Very interesting subject matter, somewhat confusing article. For us non-researchers, charts focusing on standard deviation and "saturated structural equation models" is far beyond my practical understanding. And the results section seems contradictory: "As Table 1 shows........Higher paternal acceptability of alcohol use in high school was associated with fewer negative consequences". Fewer, really? Later, "....students whose parents had allowed no drinking during high school reported ....... experienced fewer negative consequences (M diff= -10.10, t (256) = -5.03, p<.001) than their college peers.

Fewer again? What am I missing. Maybe, I will try to track down the original source.

Dear Larry,

Thank you for commenting on The DRAM 5(6) – High School Limits and College Drinking: Parental Influence on College Students’ Alcohol Use, which reviewed the study authored by Abar, Abar, and Turrisi (2009).

Your comment about the complexity of the statistical analysis is appropriate. In our reviews, we are limited to the information the authors provide in the original article. This article allowed us to present only the coefficients from multi-variate regression models. However, your comment provoked us to make the table of results more clear by defining the direction of the relations in the table note. For example, for limit setting, there are positive coefficients, indicating that, where significant, more permissive limits relate to more drinking. For paternal acceptability, there is a negative coefficient, indicating that greater acceptability by the father is associated with fewer negative consequences.
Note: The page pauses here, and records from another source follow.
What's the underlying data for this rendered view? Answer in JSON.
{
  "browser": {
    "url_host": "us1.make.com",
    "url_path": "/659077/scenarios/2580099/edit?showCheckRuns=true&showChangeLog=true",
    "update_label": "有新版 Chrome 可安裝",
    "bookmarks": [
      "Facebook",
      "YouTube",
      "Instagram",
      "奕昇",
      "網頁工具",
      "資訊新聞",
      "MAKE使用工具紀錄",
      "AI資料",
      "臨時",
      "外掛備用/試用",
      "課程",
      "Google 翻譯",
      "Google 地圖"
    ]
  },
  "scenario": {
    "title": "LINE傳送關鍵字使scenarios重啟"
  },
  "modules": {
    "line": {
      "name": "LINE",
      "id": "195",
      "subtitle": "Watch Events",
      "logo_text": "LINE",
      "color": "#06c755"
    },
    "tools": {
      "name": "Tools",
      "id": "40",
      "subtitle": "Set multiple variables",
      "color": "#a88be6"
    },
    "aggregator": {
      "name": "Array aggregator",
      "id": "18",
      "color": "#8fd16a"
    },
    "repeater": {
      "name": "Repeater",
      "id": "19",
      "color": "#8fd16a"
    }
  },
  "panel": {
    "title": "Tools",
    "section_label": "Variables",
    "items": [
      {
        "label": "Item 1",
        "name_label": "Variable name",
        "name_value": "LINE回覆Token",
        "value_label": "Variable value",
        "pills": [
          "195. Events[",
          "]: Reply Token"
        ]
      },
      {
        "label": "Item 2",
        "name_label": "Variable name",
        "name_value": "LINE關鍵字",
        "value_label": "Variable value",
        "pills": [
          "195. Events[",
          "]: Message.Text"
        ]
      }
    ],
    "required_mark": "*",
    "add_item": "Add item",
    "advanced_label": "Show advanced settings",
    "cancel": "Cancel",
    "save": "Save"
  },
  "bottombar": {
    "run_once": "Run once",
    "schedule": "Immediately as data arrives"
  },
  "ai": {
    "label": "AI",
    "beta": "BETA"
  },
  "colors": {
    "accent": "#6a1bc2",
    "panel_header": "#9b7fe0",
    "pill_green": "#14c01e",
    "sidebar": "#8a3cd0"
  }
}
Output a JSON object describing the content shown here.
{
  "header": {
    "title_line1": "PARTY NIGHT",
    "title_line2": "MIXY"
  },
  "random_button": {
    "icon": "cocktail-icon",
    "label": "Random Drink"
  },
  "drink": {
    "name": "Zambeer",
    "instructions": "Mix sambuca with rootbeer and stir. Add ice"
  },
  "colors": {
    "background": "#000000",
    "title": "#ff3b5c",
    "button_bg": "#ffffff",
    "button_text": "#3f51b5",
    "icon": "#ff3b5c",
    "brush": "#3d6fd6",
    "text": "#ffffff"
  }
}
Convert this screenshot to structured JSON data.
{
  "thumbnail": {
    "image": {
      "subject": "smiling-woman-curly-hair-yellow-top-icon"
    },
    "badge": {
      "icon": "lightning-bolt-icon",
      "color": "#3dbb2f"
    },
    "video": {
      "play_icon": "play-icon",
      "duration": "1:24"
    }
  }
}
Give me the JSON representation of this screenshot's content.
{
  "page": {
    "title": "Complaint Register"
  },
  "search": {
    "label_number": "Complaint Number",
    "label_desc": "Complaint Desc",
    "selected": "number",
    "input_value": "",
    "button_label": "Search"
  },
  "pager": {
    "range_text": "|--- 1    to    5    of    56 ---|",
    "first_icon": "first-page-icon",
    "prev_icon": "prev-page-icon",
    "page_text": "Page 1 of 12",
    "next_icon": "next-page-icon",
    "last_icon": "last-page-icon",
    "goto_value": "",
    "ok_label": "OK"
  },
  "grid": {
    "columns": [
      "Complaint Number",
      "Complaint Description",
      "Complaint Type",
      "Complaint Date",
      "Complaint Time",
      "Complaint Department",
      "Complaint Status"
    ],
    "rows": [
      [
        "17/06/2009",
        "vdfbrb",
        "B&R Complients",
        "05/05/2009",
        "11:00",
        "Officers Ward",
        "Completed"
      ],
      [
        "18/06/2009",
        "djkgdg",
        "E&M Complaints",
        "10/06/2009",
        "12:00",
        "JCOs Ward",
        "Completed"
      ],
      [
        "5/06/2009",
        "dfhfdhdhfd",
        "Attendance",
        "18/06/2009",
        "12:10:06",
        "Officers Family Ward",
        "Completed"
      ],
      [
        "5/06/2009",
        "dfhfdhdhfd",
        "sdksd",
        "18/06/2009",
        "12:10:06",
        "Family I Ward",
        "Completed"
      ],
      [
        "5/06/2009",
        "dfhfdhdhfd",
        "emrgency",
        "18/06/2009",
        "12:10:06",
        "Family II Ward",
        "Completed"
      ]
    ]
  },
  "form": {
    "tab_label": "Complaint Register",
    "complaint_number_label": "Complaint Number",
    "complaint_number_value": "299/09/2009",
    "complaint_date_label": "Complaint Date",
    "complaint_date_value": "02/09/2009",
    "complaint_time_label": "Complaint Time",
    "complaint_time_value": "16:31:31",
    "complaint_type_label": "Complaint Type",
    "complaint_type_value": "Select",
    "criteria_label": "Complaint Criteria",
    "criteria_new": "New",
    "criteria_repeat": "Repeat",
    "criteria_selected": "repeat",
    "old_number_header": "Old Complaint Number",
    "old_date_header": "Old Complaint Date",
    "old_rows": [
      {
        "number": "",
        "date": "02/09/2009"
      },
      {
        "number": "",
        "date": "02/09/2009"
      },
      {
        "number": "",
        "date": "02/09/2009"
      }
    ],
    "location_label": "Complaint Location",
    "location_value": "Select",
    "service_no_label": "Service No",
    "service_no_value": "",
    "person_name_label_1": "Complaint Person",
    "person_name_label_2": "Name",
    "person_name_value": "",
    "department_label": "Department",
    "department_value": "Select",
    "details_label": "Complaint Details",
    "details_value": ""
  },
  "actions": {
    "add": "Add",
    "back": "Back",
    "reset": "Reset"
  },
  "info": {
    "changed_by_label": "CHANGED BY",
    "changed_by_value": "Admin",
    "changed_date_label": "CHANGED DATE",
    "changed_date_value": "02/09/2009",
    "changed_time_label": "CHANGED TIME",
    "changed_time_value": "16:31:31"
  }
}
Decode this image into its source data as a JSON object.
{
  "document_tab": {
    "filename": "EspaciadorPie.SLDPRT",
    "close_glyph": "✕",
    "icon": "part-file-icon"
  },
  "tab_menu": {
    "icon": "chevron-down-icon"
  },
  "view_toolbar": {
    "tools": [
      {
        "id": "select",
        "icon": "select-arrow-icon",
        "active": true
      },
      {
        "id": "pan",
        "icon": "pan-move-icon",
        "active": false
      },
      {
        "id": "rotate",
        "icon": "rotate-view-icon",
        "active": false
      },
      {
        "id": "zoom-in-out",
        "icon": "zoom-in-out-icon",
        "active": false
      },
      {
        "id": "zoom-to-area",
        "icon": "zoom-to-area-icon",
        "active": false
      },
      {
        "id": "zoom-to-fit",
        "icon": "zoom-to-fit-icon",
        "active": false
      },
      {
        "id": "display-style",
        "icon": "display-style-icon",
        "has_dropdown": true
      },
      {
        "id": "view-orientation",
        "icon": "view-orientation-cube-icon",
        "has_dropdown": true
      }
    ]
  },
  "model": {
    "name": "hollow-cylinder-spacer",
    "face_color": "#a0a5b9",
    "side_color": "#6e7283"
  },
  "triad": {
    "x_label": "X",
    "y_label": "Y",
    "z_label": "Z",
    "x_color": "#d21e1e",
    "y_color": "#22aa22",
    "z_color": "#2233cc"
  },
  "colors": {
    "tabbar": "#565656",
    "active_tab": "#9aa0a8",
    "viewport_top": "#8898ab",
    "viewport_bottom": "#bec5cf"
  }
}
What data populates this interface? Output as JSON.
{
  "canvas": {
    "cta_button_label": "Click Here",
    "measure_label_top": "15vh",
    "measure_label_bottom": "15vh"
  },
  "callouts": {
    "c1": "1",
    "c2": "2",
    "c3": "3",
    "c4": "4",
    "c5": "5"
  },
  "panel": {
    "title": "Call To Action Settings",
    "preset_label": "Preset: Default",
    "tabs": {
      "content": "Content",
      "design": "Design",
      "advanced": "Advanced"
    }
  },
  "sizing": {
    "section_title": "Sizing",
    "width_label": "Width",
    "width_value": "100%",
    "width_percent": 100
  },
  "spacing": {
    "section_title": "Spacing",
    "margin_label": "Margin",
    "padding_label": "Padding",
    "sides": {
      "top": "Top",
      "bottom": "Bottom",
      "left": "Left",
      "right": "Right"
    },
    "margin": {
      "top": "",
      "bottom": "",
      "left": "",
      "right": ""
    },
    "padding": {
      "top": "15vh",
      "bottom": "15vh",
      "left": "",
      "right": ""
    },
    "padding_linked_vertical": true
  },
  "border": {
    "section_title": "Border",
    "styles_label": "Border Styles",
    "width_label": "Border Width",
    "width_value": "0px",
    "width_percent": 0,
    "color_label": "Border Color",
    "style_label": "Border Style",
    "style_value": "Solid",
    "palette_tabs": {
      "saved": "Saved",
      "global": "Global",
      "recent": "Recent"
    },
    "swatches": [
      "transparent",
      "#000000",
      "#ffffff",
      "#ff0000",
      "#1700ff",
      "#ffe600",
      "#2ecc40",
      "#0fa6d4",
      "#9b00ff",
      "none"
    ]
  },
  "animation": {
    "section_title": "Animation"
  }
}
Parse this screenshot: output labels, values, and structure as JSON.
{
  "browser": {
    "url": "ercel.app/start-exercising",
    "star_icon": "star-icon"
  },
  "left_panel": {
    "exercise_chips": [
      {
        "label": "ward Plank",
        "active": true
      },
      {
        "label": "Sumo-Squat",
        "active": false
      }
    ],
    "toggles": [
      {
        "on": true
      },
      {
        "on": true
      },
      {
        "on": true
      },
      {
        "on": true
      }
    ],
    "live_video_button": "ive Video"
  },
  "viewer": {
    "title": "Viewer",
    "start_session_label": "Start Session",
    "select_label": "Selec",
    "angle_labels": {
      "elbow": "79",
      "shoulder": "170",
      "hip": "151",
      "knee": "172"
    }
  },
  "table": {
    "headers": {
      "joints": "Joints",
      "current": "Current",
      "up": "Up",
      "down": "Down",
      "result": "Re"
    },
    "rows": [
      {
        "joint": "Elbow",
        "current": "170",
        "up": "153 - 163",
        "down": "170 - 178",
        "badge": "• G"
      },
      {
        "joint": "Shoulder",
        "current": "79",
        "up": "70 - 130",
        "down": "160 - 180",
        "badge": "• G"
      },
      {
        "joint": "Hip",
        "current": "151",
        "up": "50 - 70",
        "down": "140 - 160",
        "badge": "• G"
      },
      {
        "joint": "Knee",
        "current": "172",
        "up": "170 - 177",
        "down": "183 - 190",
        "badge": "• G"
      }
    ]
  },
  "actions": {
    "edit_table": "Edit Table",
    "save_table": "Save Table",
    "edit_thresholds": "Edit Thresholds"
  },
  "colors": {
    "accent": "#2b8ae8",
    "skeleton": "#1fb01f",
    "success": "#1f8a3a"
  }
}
You also noted that the results seemed contradictory: increased paternal acceptability of alcohol and not allowing drinking in high school were both associated with fewer negative consequences of college drinking. The results of the Abar et al. study were mixed and that is one reason we chose to review the study in the BASIS. We noted that “the relationship between parent permissiveness and alcohol misuse is …complicated.

Again, thank you for your interest in the BASIS and for your comment. We always appreciate reader feedback, questions, and comments.

--The BASIS Staff

Abar, C., Abar, B., & Turrisi, R. (2009). The impact of parental modeling and permissibility on alcohol use and experienced negative drinking consequences in college. Addictive Behaviors, 34(6-7), 542-547.

Verify your Comment

Previewing your Comment

This is only a preview. Your comment has not yet been posted.

Working...
Your comment could not be posted. Error type:
Your comment has been saved. Comments are moderated and will not appear until approved by the author. Post another comment

The letters and numbers you entered did not match the image. Please try again.

As a final step before posting your comment, enter the letters and numbers you see in the image below. This prevents automated programs from posting comments.

Having trouble reading this image? View an alternate.

Working...

Post a comment

Comments are moderated, and will not appear until the author has approved them.

Your Information

(Name and email address are required. Email address will not be displayed with the comment.)

The BASIS is a product of the Division on Addiction, Cambridge Health Alliance, a Harvard Medical School teaching hospital. The Division is an entirely self-funded academic organization that relies on grants, contracts, and gifts in order to produce The BASIS and our other high-quality work.
ReaderSurvey_BASISwebsite
Can you spare five minutes to tell us your thoughts on The BASIS? Your responses to this short questionnaire will help us improve this free resource and better meet your expectations. Thank you!
Donate5
Subscribe9